‘Playing politics’: Ambitious Osborne vying to become PM, says Harman

Harriet Harman, the acting leader of Britain's opposition Labour Party (Reuters / Suzanne Plunkett)
Acting Labour leader Harriet Harman has accused Chancellor George Osborne of using his emergency budget to improve his chances of becoming the next leader of the Conservative Party after 2020.

Harman said Osborne’s budget had not been conceived with the economy in mind, but was a ploy to help him “move next door” to Number 10.

Harman attacked the chancellor for unveiling a budget which was “liberated from reality,” saying his reforms would make “people worse off.”

“A Budget for working people? How can you make that claim when you are making working people worse off?

“You are making working people worse off by cutting tax credits and scrapping grants for the poorest students.”

The Conservatives surprised Labour by announcing the UK would adopt a compulsory living wage this year, meaning all workers on minimum wage would see a raise from £6.50 per hour to £7.20.

Harman accepted the proposals, saying the Labour opposition “would be prepared” to consider “sensible” new measures.

Osborne said the raise will affect 2.5 million of the lowest paid workers, but critics have already noted that purely defining the pledge as a compulsory living wage does not necessarily make it any different to a rise in the national minimum wage.

READ MORE: The ax man cometh: George Osborne's emergency budget

The Living Wage Foundation said while they are “delighted” by the pay rise, but added: “It’s effectively a higher National Minimum Wage and not a Living Wage.”

Harman further criticized the Chancellor’s failure to implement his plan for stronger northern cities.

“Long-term term economic plan?
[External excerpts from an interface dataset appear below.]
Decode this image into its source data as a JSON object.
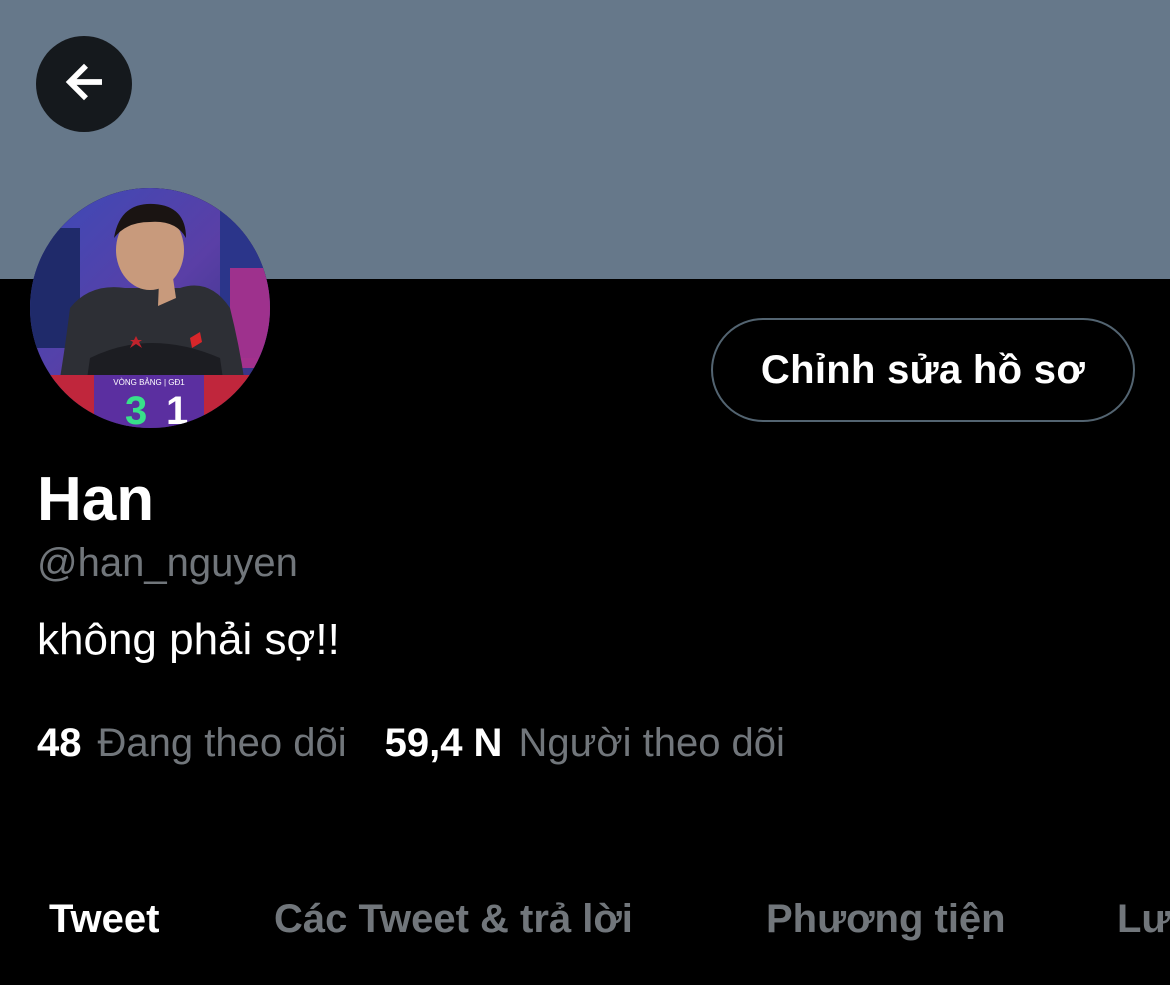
{
  "header": {
    "banner_color": "#66788a",
    "back_icon": "arrow-left-icon"
  },
  "profile": {
    "avatar_icon": "avatar-photo",
    "edit_button_label": "Chỉnh sửa hồ sơ",
    "display_name": "Han",
    "handle": "@han_nguyen",
    "bio": "không phải sợ!!",
    "following_count": "48",
    "following_label": "Đang theo dõi",
    "followers_count": "59,4 N",
    "followers_label": "Người theo dõi"
  },
  "tabs": [
    {
      "label": "Tweet",
      "active": true
    },
    {
      "label": "Các Tweet & trả lời",
      "active": false
    },
    {
      "label": "Phương tiện",
      "active": false
    },
    {
      "label": "Lư",
      "active": false
    }
  ],
  "colors": {
    "background": "#000000",
    "primary_text": "#ffffff",
    "secondary_text": "#71767b",
    "button_border": "#536471"
  }
}
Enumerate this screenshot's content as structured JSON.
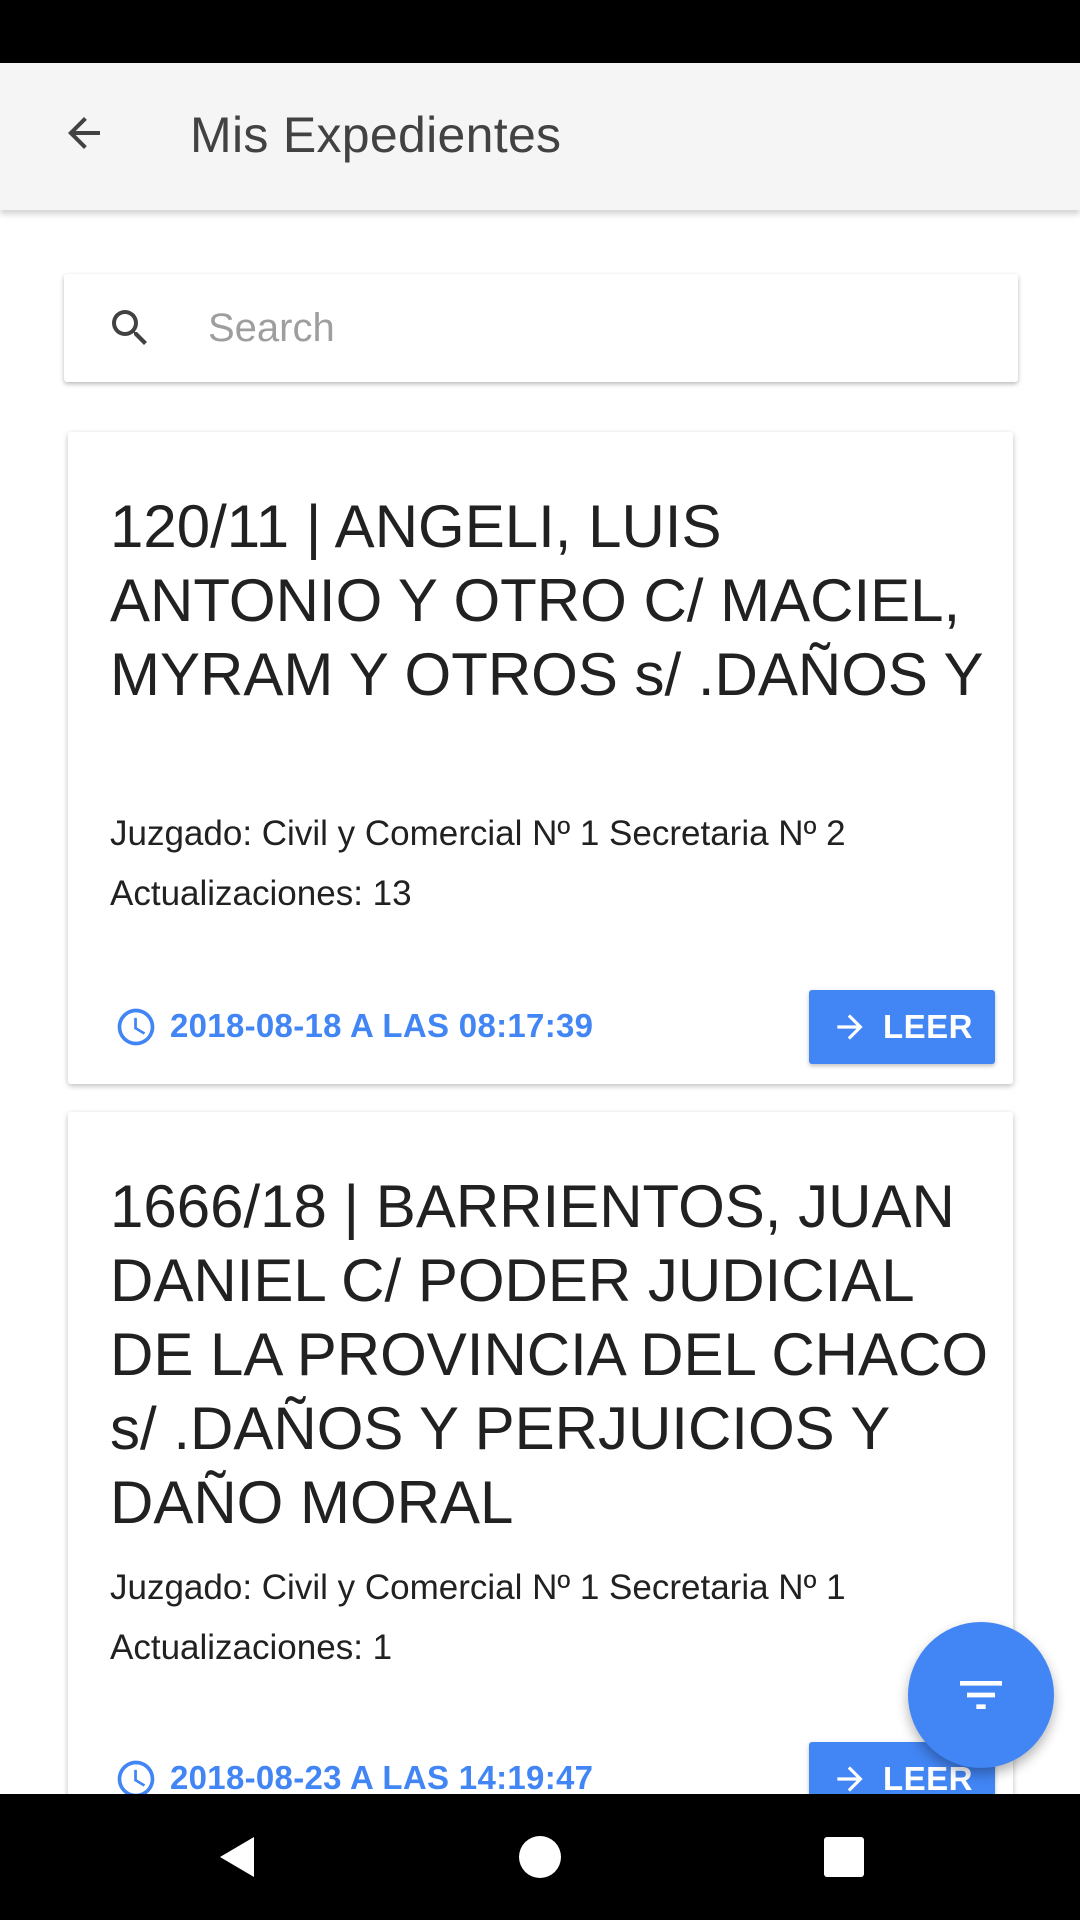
{
  "header": {
    "title": "Mis Expedientes",
    "back_icon": "arrow-back-icon"
  },
  "search": {
    "placeholder": "Search",
    "value": "",
    "icon": "search-icon"
  },
  "cases": [
    {
      "title": "120/11 | ANGELI, LUIS ANTONIO Y OTRO C/ MACIEL, MYRAM Y OTROS s/ .DAÑOS Y",
      "court": "Juzgado: Civil y Comercial Nº 1 Secretaria Nº 2",
      "updates": "Actualizaciones: 13",
      "date": "2018-08-18 A LAS 08:17:39",
      "read_label": "LEER"
    },
    {
      "title": "1666/18 | BARRIENTOS, JUAN DANIEL C/ PODER JUDICIAL DE LA PROVINCIA DEL CHACO s/ .DAÑOS Y PERJUICIOS Y DAÑO MORAL",
      "court": "Juzgado: Civil y Comercial Nº 1 Secretaria Nº 1",
      "updates": "Actualizaciones: 1",
      "date": "2018-08-23 A LAS 14:19:47",
      "read_label": "LEER"
    }
  ],
  "fab": {
    "icon": "filter-icon"
  },
  "colors": {
    "accent": "#4285f4",
    "app_bar": "#f5f5f5",
    "text": "#212121"
  }
}
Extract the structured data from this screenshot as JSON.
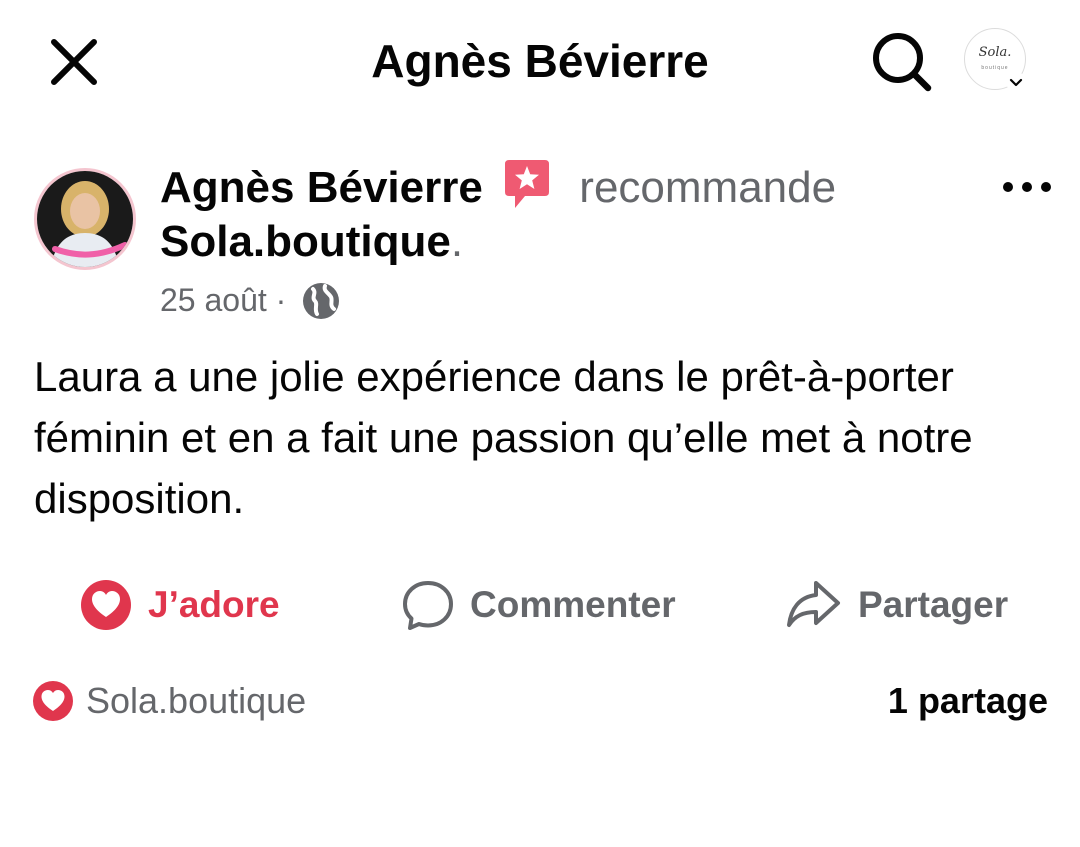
{
  "header": {
    "title": "Agnès Bévierre",
    "close_icon": "close-icon",
    "search_icon": "search-icon",
    "profile_logo_text": "Sola.",
    "profile_logo_sub": "boutique"
  },
  "post": {
    "author": "Agnès Bévierre",
    "badge_icon": "recommend-star-icon",
    "verb": "recommande",
    "page": "Sola.boutique",
    "period": ".",
    "date": "25 août",
    "separator": " · ",
    "audience_icon": "globe-icon",
    "text": "Laura a une jolie expérience dans le prêt-à-porter féminin et en a fait une passion qu’elle met à notre disposition."
  },
  "actions": {
    "like_label": "J’adore",
    "comment_label": "Commenter",
    "share_label": "Partager"
  },
  "reactions": {
    "reactor": "Sola.boutique",
    "shares": "1 partage"
  },
  "colors": {
    "love": "#e0364d",
    "secondary_text": "#65676b",
    "primary_text": "#050505",
    "badge": "#ef5a72"
  }
}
What kind of long-term economic plan when they are ducking it on Heathrow, a northern powerhouse but you have pulled the plug on rail investment.

“And as for one nation Britain, how can you even stand and say those words while you cut tax credits for working people, you have not done enough to stop tax avoidance.

“More than seven years after the financial crisis, five of which were under this Tory Chancellor, the country is still dealing with the consequences and the recovery is still fragile,” she said.

More criticism for the budget came from the Automobile Association (AA), who called the increase in Insurance Premium Tax “outrageous,” adding it equalled a near 60-percent increase and would lead to more uninsured drivers on the road.

Green Party leader Natalie Bennett said the announcement of £8 billion worth of welfare cuts was “Victorian” and that higher tax thresholds would primarily benefit high earners.

#Victorian Cuts for benefits for third & further children - penalising children for decisions or misfortune of their parents #budget2015

— Natalie Bennett (@natalieben) July 8, 2015

UKIP’s only MP, Douglas Carswell, criticized Osborne for delaying the date that Britain would “balance its books,” saying it had been pushed back every budget since 2010.

The Trussell Trust also urged the government to determine whether the budget would reduce the number of people living in poverty and hunger.

Our figures show the number of people fed by foodbanks remains at its highest ever level after a period of cost of living rises, a pay squeeze, and issues for welfare recipients caused by recent reforms,” the charity said.